Spring is supposedly here, although in NY/NJ it’s hard to tell with the 40 degree temperatures in the morning. Still, some of us have been out there, doing some planting and today I’m sharing some tips.
1. DO NOT LISTEN TO JOHN ELLIOTT ON CBS. I love you John, but you steered me wrong a few weeks ago when you said the plants would be fine outside. Sigh.
Okay, the real first tip is:
1. Don’t rush putting out the plants. Recommended planting date for the Northeast is Memorial Day. You could push it and do Mother’s Day if the weather has been warm for at least two weeks or so.
2. Clean out old leaves and other debris from your beds and pots.
3. Work the soil and loosen it up so you can get some nice aeration for those roots. Add compost or other organic matter and/or fertilizer to enrich the soil. I also work in some cinnamon into the top 2 to 3 layers to avoid fungus gnats. The cinnamon kills the fungus the gnats need to eat to survive. Organic, too!
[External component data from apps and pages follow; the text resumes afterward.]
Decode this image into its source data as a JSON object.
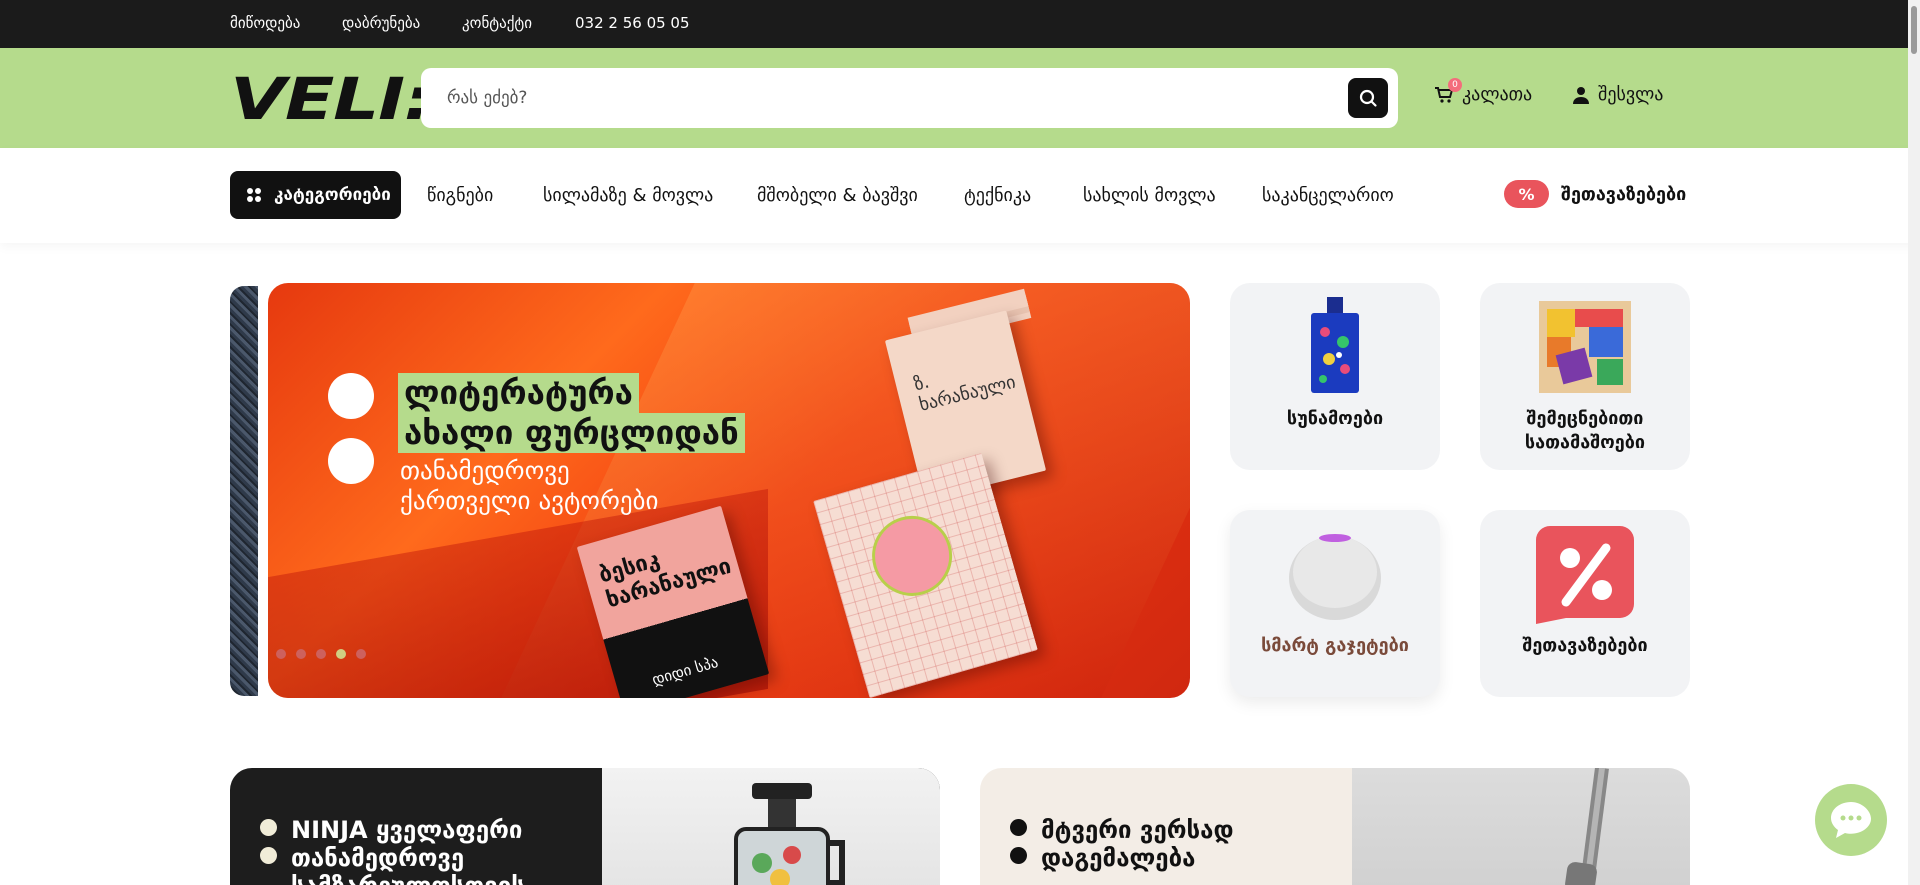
{
  "topbar": {
    "links": [
      "მიწოდება",
      "დაბრუნება",
      "კონტაქტი"
    ],
    "phone": "032 2 56 05 05"
  },
  "header": {
    "logo": "VELI:",
    "search_placeholder": "რას ეძებ?",
    "cart_label": "კალათა",
    "cart_count": "0",
    "login_label": "შესვლა"
  },
  "nav": {
    "categories_label": "კატეგორიები",
    "items": [
      "წიგნები",
      "სილამაზე & მოვლა",
      "მშობელი & ბავშვი",
      "ტექნიკა",
      "სახლის მოვლა",
      "საკანცელარიო"
    ],
    "deals_badge": "%",
    "deals_label": "შეთავაზებები"
  },
  "hero": {
    "title_line1": "ლიტერატურა",
    "title_line2": "ახალი ფურცლიდან",
    "sub_line1": "თანამედროვე",
    "sub_line2": "ქართველი ავტორები",
    "book1_title": "ბესიკ ხარანაული",
    "book1_author": "დიდი სპა",
    "book3_title": "ზ. ხარანაული",
    "slide_count": 5,
    "active_slide": 4
  },
  "tiles": [
    {
      "label": "სუნამოები",
      "icon": "perfume-bottle-icon"
    },
    {
      "label": "შემეცნებითი სათამაშოები",
      "icon": "puzzle-toy-icon"
    },
    {
      "label": "სმარტ გაჯეტები",
      "icon": "smart-speaker-icon",
      "color": "#7a4a3a"
    },
    {
      "label": "შეთავაზებები",
      "icon": "percent-badge-icon"
    }
  ],
  "promos": [
    {
      "line1": "NINJA ყველაფერი",
      "line2": "თანამედროვე",
      "line3": "სამზარეულოსთვის"
    },
    {
      "line1": "მტვერი ვერსად",
      "line2": "დაგემალება"
    }
  ],
  "colors": {
    "accent_green": "#b5db8c",
    "topbar": "#1b1b1b",
    "deals_red": "#e9545c",
    "cart_badge": "#f46d7c"
  }
}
4. If you’re a beginning gardener, make sure to check out the areas where you wish to plant. Does the area get full sun or is it in shade? Morning sun or afternoon? Once you’ve done that, it’s time to pick some plants.
5. There are lots of plants that can handle colder spring weather. Pansies for one and I love them! Also some other favorites like dianthus and petunias. You can click here for a good list of plants that can take a little cold. You can also plant bulbs the fall before for spring color and then work in annuals once the bulbs are done flowering.
6. Head to the garden shop and pick out the plants. Check their little tags for info on how high they’ll grow, how far apart and sun and water requirements.
7. Time to plant. To make life easier, lay out the pots in the way you want to plant them. It will let you adjust before getting things into the ground. Once you’re satisfied, it’s time to plant.
8. The best time to plant is early morning before the sun is too strong or later afternoon. Planting during the heat of the day will stress out your plants. Make sure the hole you dig is at least 4-6 inches depending on the size of your plant. Also, if there are too many roots around the base of the post, break them up so new roots will grow and spread out. Get rid of those jiffy pots around the plant and flatten them to use as mulch.
9. Water thoroughly so the roots can get established and after watering, mulch around the plants. Leave a little room around the plant free of mulch so it won’t rot and try to get at least 2 to 3 inches of mulch to prevent weeds.
10. Sit back and watch them grow and flower.
Here’s a photo of my daughter’s first garden. We planted it in early April when we had a fabulous spring day. It was fun explaining to her what to do and I gifted her an assortment of daylilies from my yard so she wouldn’t have to replant the entire bed every year.